Here’s some of their advice on the basics of setting the table:
A well-dressed table enhances the dining experience. Setting the table is like getting dressed. You select an outfit that suits the occasion. In the same way, you choose a place setting that is appropriate to your menu.
Tasteful accessories complement your attire and express your individuality; likewise, linens and your centerpiece enhance the table’s appearance. Your desired result — a stunning look that sets the dining mood.
Choose your menu first: The menu determines what dinnerware, glassware and flatware you set at each place setting. If, for example, you are not serving champagne at your brunch, eliminate setting the champagne flute.
For the place setting: Align it so that the middle of the dinner plate or charger is centered in the middle of each chair, set one inch away from the table edge. Allow a comfortable amount of space for each place setting; 24 inches from the center of one plate to another is adequate.
(Place setting, also known as a cover, is the individual diner’s section of the table that contains drink glasses, flatware, plates and napkin. Place-setting items may be all one pattern or mix-and-match.)
Napkins may be cloth or paper, and are part of each setting. Place napkins on the left side of the forks (if folded, the crease faces the plate), under or on top of the dinner plate.

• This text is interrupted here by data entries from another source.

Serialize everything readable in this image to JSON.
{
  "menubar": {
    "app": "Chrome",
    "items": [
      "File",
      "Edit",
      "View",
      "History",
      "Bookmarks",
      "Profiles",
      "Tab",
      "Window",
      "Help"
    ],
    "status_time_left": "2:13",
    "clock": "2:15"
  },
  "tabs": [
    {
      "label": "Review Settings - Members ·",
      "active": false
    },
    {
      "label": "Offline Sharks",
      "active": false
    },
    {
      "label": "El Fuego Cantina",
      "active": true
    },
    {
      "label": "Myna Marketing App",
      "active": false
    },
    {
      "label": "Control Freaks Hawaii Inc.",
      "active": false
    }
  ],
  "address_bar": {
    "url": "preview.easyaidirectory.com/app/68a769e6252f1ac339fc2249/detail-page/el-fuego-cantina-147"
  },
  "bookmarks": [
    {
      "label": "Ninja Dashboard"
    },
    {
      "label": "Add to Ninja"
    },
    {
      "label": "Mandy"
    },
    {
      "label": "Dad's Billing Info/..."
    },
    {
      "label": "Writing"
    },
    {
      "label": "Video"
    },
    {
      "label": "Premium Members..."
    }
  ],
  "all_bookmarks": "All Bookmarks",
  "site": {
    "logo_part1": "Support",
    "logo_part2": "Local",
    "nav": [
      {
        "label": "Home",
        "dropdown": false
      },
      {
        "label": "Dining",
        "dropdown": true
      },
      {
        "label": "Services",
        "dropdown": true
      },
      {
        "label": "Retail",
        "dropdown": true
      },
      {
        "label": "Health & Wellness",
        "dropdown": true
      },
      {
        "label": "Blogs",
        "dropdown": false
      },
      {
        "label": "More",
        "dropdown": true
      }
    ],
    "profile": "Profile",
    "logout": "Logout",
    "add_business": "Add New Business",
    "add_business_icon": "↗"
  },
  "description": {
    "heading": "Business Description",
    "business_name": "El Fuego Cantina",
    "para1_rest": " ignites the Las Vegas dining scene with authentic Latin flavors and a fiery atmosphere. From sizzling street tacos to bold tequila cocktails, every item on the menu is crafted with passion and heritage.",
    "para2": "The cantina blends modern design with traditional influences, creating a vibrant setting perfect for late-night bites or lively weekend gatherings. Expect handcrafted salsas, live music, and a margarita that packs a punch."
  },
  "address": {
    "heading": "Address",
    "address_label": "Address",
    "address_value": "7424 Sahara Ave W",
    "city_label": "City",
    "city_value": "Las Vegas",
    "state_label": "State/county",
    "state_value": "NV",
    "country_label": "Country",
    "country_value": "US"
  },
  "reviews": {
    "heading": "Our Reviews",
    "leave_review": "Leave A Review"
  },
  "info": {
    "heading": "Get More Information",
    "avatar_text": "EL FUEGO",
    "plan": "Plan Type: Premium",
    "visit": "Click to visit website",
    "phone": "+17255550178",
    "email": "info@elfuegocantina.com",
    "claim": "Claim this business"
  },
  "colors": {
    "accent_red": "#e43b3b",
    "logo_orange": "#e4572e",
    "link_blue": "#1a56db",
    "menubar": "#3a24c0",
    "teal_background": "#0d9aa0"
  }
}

You may place the napkin under the forks on the left side of the place setting if you are restricted by space or setting the table outside where the wind might blow the napkins away. It is confusing to diners as to whose napkin is whose if you place napkins in a drink glass.
No. 1 table-setting rule: Place flatware on the table in the order it will be used. Flatware used first is on the farthest left and farthest right sides of the plate. Forks are placed on the left of the dinner plate and knives and spoons are placed on the right. The diner will work from the outside in as the courses are served.
- Placing a teaspoon on the table when it will not be used for any part of the meal.
- Setting a salad fork as part of the place setting when salad is served on the same plate as the rest of the dinner. For example, a salad fork is not necessary when the salad, steak and baked potato are all served on the same plate.
Rosemarie Burns and Linda Reed, owners of Manners Simply, are certified to instruct in several areas related to etiquette and dining and have been teaching seminars to all sorts of audiences. For more dining etiquette, whether you’re the host or the guest, check out “Which Fork Do I Use? Confident and Comfortable Dining.”This article has been adapted from excerpts from "Which Fork Do I Use?" (reprinted with permission).